Task directions
A single figure is required: the number of lines below that contain "name".

[[ Data for this task open ]]

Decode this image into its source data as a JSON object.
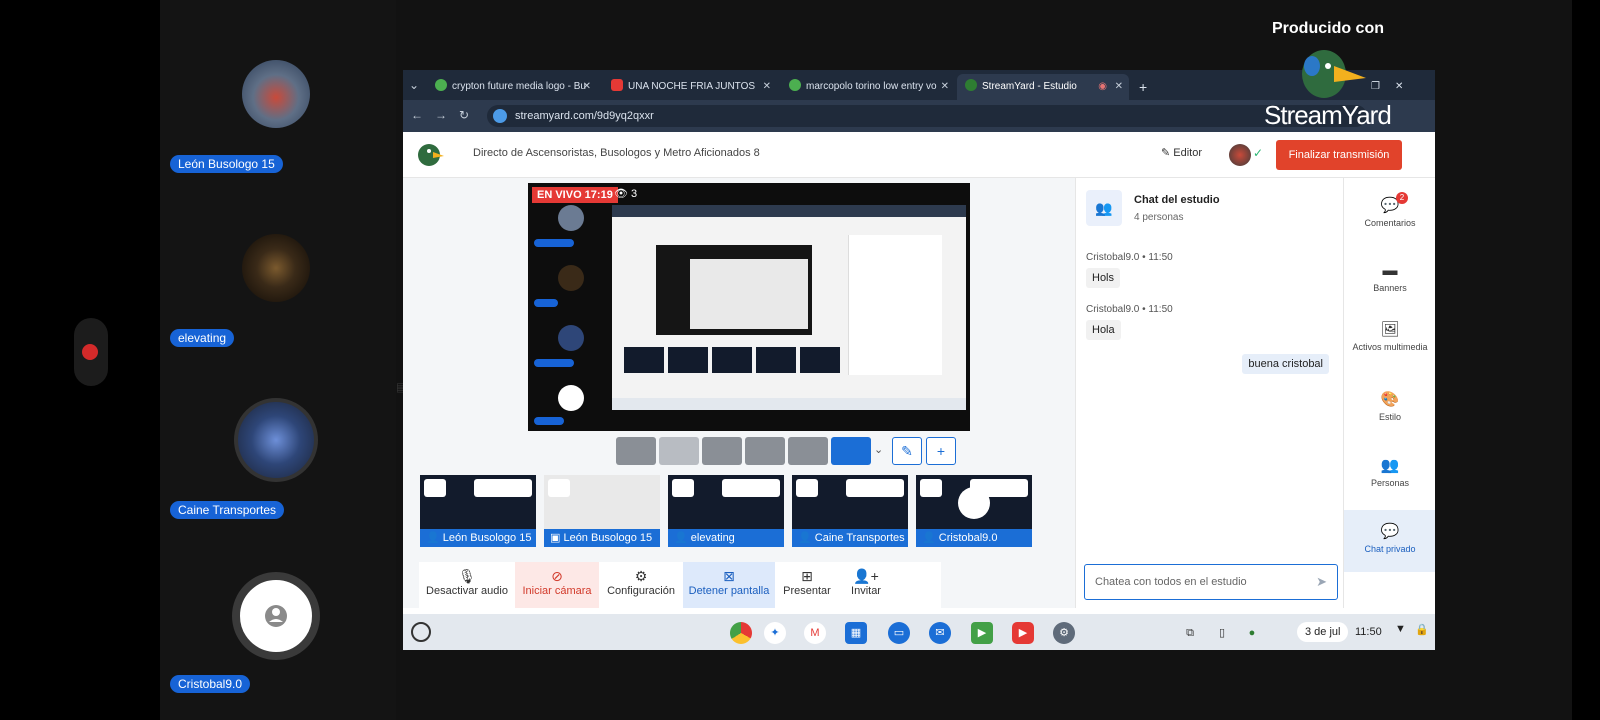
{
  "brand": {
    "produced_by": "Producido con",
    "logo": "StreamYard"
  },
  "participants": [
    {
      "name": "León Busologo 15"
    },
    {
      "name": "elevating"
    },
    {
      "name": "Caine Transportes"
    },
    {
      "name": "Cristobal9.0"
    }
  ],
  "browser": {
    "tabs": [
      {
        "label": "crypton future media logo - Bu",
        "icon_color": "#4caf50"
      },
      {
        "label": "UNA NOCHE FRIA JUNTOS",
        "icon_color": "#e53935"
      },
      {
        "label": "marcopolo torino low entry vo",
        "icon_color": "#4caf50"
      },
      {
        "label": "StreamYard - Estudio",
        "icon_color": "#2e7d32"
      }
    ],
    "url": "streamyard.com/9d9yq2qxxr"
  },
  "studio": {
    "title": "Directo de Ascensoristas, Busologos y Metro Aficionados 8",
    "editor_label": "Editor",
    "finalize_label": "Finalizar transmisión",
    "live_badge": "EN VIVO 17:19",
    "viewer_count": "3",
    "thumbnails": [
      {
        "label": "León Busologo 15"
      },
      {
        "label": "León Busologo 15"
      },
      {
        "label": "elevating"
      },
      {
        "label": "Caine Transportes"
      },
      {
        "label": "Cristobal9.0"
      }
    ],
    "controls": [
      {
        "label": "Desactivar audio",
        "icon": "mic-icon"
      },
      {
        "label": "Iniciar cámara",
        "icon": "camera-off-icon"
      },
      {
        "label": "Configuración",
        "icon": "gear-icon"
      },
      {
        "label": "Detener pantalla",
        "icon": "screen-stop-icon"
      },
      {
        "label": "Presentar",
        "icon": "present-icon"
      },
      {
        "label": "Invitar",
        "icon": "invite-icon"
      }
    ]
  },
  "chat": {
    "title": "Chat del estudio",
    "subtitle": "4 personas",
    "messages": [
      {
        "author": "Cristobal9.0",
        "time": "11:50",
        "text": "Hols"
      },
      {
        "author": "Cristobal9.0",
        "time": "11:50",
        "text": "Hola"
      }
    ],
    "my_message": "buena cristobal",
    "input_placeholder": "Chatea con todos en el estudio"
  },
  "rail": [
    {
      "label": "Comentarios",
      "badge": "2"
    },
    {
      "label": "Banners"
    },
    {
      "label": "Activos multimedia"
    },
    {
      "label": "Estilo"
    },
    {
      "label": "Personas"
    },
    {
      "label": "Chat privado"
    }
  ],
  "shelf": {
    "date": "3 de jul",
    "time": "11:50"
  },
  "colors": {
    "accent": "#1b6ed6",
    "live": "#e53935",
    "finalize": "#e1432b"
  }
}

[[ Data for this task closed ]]

Result below
4